**Records provided**
Segment Open
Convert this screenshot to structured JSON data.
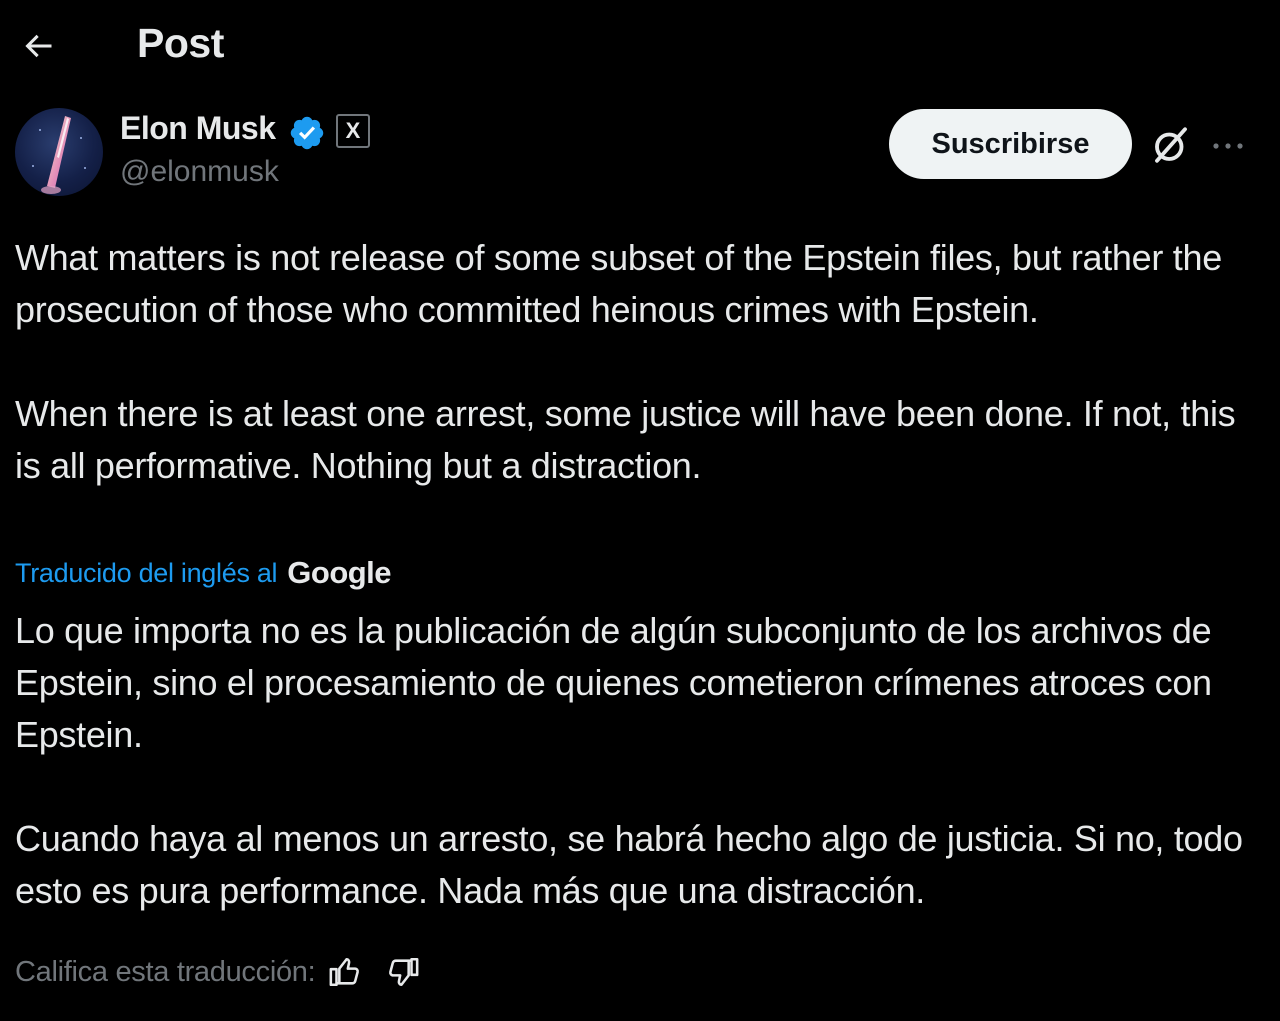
{
  "header": {
    "title": "Post",
    "back_icon": "arrow-left-icon"
  },
  "author": {
    "name": "Elon Musk",
    "handle": "@elonmusk",
    "verified_icon": "verified-badge-icon",
    "affiliate_label": "X",
    "verified_color": "#1d9bf0"
  },
  "actions": {
    "subscribe_label": "Suscribirse",
    "grok_icon": "grok-icon",
    "more_icon": "more-horizontal-icon"
  },
  "post": {
    "original_paragraphs": [
      "What matters is not release of some subset of the Epstein files, but rather the prosecution of those who committed heinous crimes with Epstein.",
      "When there is at least one arrest, some justice will have been done. If not, this is all performative. Nothing but a distraction."
    ],
    "translation": {
      "label": "Traducido del inglés al",
      "provider": "Google",
      "paragraphs": [
        "Lo que importa no es la publicación de algún subconjunto de los archivos de Epstein, sino el procesamiento de quienes cometieron crímenes atroces con Epstein.",
        "Cuando haya al menos un arresto, se habrá hecho algo de justicia. Si no, todo esto es pura performance. Nada más que una distracción."
      ]
    }
  },
  "rating": {
    "label": "Califica esta traducción:",
    "up_icon": "thumbs-up-icon",
    "down_icon": "thumbs-down-icon"
  },
  "colors": {
    "background": "#000000",
    "text": "#e7e9ea",
    "muted": "#71767b",
    "link": "#1d9bf0",
    "button_bg": "#eff3f4"
  }
}
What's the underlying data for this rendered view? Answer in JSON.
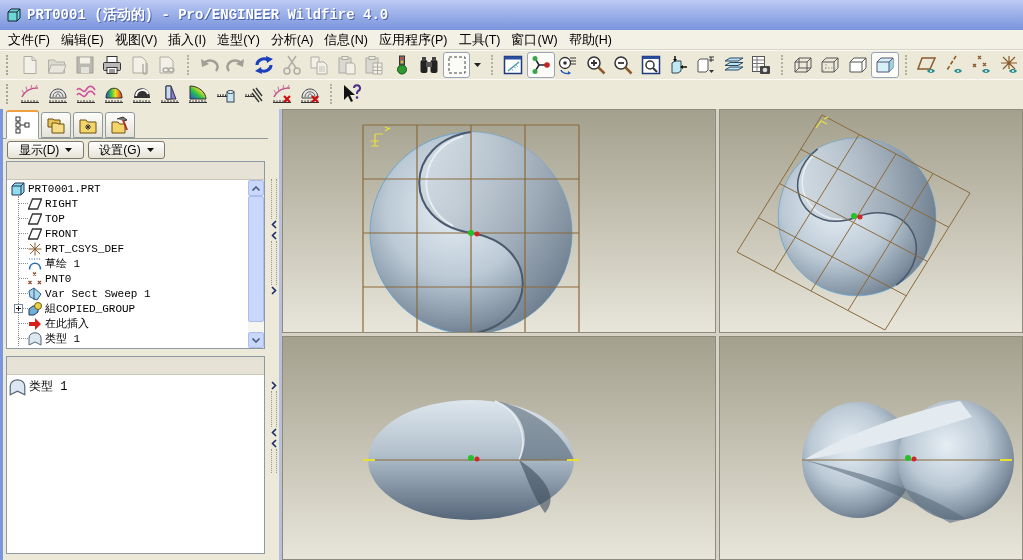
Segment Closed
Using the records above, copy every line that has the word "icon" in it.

    "back_icon": "arrow-left-icon"
    "verified_icon": "verified-badge-icon",
    "grok_icon": "grok-icon",
    "more_icon": "more-horizontal-icon"
    "up_icon": "thumbs-up-icon",
    "down_icon": "thumbs-down-icon"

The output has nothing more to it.